Segment Start: Information given

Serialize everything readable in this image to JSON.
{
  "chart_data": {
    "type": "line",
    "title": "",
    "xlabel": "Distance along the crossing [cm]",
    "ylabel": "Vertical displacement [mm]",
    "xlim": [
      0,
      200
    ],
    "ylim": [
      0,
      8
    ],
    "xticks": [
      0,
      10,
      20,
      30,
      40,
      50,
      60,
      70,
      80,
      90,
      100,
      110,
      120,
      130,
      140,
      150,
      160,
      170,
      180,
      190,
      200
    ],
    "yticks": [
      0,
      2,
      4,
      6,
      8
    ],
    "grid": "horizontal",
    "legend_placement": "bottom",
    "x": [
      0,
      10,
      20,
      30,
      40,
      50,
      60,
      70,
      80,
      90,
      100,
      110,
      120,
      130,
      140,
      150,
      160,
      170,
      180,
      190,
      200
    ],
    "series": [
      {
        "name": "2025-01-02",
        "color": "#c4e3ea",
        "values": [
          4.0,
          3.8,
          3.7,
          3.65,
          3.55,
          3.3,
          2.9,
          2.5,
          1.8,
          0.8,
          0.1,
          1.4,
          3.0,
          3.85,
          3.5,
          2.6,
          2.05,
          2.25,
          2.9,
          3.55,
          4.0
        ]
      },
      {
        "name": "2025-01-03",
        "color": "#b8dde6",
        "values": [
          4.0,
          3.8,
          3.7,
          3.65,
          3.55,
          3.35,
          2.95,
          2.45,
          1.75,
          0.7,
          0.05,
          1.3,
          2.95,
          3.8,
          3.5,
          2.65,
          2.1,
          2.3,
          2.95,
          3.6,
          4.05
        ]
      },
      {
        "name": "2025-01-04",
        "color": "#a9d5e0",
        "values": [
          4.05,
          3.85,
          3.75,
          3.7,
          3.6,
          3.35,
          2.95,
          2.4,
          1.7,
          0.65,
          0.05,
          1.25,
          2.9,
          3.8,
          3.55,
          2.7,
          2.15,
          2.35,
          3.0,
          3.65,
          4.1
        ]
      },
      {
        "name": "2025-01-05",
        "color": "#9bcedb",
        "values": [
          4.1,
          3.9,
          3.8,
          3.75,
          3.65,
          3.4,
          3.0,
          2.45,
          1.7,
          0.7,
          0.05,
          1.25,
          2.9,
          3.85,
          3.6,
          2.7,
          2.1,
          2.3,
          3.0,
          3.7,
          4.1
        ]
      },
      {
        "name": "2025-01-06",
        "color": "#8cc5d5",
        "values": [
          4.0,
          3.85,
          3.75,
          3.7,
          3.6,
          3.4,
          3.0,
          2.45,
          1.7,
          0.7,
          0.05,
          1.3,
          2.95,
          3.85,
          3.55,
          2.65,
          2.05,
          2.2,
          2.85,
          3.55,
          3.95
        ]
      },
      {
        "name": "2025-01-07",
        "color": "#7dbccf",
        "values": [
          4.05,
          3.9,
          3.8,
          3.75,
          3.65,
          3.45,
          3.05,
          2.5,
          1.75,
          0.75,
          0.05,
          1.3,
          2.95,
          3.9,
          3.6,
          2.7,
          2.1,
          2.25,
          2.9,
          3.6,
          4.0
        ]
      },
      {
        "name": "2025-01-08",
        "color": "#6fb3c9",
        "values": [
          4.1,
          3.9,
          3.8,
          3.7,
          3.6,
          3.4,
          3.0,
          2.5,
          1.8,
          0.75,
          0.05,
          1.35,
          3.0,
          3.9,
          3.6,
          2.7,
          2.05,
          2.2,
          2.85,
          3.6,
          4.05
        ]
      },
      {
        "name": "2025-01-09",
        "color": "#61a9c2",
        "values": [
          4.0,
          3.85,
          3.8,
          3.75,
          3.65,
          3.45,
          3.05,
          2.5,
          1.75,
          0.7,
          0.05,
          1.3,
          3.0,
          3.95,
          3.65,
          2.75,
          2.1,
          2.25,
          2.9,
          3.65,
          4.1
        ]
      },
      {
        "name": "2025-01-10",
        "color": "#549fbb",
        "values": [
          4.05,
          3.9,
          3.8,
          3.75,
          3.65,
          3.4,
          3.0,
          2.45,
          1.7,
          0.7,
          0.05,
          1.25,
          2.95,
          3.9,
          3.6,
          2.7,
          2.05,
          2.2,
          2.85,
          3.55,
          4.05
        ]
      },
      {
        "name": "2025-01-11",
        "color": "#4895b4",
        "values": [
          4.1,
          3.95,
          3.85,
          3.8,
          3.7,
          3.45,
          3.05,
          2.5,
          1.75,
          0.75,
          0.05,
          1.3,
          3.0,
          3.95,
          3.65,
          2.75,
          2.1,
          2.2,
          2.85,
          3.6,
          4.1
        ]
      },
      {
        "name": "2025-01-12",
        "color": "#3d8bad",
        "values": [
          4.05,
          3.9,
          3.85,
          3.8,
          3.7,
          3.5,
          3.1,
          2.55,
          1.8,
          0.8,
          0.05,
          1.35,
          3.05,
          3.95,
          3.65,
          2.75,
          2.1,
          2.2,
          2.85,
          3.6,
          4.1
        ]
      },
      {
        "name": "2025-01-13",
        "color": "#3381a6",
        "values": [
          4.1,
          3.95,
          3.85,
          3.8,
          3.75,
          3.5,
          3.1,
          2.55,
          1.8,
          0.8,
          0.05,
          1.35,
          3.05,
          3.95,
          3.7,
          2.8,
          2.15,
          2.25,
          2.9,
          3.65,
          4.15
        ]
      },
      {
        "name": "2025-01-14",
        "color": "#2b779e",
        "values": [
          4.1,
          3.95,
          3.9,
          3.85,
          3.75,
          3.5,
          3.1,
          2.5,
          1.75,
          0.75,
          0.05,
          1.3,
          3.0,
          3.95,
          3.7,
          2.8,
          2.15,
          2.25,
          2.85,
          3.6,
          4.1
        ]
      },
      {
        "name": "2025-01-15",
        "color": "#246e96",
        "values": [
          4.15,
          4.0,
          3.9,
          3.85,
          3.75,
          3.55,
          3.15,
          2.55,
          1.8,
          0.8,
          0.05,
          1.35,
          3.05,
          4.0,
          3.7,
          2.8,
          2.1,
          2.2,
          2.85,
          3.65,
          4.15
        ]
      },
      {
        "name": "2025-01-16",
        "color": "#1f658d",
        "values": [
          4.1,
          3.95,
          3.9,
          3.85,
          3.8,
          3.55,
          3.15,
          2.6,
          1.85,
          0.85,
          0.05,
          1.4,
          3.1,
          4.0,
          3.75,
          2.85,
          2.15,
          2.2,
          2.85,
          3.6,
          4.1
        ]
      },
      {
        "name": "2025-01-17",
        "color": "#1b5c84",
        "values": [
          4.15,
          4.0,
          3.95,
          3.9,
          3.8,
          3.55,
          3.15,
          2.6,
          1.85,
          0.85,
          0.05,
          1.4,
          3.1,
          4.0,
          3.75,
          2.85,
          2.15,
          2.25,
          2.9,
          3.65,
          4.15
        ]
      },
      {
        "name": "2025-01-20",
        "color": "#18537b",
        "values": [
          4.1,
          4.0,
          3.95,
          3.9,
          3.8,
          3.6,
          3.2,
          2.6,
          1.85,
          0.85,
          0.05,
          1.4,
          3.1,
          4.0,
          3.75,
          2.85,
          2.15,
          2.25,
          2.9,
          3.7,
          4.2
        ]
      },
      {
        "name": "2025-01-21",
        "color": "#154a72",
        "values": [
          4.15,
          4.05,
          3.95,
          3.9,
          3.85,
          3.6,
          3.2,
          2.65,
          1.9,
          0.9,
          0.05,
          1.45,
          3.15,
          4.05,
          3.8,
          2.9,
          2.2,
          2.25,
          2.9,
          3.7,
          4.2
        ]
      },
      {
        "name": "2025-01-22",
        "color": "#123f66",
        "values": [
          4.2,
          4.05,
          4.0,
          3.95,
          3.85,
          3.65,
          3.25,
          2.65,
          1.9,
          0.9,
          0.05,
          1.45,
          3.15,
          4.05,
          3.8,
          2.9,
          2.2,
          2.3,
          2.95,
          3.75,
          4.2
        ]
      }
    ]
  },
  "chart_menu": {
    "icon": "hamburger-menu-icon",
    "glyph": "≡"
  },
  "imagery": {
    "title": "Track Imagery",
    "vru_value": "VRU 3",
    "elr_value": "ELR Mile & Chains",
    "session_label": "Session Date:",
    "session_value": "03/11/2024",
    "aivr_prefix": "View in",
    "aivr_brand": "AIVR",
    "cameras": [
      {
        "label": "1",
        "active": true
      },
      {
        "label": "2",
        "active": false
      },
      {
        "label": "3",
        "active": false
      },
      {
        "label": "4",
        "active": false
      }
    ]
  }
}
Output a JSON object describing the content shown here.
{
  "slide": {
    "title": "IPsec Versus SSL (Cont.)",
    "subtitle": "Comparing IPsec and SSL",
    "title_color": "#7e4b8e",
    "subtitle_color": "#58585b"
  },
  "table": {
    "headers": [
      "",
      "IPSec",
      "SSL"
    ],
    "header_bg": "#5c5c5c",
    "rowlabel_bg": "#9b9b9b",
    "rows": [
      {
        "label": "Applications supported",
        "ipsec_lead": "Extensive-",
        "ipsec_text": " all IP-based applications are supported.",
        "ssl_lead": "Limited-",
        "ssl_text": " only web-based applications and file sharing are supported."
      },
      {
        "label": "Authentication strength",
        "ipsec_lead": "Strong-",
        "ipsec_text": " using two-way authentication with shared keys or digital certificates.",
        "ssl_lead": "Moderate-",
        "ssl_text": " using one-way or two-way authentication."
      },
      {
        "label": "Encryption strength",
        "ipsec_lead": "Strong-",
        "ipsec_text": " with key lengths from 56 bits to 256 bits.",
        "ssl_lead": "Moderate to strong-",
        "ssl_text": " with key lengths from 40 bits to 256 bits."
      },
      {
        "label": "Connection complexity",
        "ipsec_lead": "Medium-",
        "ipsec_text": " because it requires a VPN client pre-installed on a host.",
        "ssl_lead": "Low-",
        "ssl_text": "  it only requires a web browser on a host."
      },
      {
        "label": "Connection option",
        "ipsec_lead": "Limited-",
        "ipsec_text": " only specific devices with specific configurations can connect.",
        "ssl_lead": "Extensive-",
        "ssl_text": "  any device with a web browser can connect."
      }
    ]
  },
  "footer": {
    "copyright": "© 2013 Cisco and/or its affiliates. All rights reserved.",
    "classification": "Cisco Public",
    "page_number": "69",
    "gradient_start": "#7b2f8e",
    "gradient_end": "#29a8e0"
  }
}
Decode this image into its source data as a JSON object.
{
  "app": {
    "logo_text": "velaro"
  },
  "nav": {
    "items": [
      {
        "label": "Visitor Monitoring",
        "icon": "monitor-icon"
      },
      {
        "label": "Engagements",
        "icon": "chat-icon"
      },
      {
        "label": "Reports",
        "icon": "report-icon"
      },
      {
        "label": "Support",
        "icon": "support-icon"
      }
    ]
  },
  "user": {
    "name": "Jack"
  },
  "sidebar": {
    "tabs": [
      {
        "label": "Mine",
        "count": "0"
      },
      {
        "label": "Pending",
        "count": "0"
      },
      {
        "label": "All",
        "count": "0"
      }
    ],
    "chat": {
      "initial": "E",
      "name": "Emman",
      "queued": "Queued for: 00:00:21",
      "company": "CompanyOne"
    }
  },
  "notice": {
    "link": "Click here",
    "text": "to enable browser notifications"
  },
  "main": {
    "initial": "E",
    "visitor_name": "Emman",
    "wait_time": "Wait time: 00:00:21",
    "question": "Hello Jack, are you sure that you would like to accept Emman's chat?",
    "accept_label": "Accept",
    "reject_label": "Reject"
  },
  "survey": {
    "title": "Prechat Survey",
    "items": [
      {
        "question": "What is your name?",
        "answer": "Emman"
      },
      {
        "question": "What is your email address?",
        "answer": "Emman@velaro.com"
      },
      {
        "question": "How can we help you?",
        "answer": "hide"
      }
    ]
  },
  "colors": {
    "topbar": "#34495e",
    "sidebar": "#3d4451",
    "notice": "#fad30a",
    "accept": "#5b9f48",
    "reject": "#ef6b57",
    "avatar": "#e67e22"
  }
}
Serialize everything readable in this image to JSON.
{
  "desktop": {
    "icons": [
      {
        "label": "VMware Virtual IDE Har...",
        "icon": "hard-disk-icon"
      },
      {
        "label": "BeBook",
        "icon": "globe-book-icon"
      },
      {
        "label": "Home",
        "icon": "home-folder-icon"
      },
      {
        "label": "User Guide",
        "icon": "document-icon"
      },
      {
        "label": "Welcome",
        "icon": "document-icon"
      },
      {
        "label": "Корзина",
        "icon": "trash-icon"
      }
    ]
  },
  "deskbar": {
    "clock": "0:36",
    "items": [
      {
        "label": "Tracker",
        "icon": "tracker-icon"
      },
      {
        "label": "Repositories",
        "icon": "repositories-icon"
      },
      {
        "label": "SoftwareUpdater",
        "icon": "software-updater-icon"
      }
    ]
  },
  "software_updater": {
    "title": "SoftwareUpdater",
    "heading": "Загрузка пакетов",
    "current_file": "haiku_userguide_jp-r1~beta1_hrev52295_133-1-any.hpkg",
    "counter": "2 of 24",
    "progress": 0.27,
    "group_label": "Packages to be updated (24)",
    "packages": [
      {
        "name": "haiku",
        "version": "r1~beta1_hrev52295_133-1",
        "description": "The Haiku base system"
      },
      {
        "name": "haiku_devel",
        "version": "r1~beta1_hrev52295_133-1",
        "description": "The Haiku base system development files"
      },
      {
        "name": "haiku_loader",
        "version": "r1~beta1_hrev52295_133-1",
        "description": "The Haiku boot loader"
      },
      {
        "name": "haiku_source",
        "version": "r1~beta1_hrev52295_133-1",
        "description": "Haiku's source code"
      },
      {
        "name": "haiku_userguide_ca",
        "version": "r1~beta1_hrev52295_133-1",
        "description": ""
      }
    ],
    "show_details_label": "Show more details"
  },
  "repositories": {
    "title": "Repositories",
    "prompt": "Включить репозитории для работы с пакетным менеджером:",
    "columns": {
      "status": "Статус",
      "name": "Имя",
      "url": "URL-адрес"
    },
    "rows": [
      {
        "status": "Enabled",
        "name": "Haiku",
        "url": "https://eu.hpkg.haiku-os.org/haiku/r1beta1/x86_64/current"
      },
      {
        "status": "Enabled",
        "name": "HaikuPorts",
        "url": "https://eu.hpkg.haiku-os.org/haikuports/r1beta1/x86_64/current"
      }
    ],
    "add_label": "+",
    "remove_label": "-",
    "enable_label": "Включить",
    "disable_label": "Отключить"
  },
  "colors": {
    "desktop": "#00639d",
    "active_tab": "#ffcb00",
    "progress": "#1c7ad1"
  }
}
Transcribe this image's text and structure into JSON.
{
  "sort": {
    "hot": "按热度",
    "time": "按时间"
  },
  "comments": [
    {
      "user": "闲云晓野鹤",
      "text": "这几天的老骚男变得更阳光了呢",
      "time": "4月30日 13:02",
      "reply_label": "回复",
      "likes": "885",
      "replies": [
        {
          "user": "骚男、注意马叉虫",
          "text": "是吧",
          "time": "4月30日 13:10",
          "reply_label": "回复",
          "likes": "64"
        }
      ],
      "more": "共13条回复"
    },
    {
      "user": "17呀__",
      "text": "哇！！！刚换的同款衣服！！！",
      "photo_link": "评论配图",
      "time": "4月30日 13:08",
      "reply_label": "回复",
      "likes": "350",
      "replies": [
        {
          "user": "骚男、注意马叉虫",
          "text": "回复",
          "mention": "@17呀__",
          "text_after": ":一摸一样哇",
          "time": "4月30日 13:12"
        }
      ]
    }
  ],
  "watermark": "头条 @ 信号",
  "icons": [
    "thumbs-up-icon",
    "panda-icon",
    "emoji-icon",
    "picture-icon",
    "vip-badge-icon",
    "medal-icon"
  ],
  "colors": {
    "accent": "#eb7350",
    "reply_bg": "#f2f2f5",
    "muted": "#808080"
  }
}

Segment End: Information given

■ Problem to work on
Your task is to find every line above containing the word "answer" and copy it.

■ Written response
        "answer": "Emman"
        "answer": "Emman@velaro.com"
        "answer": "hide"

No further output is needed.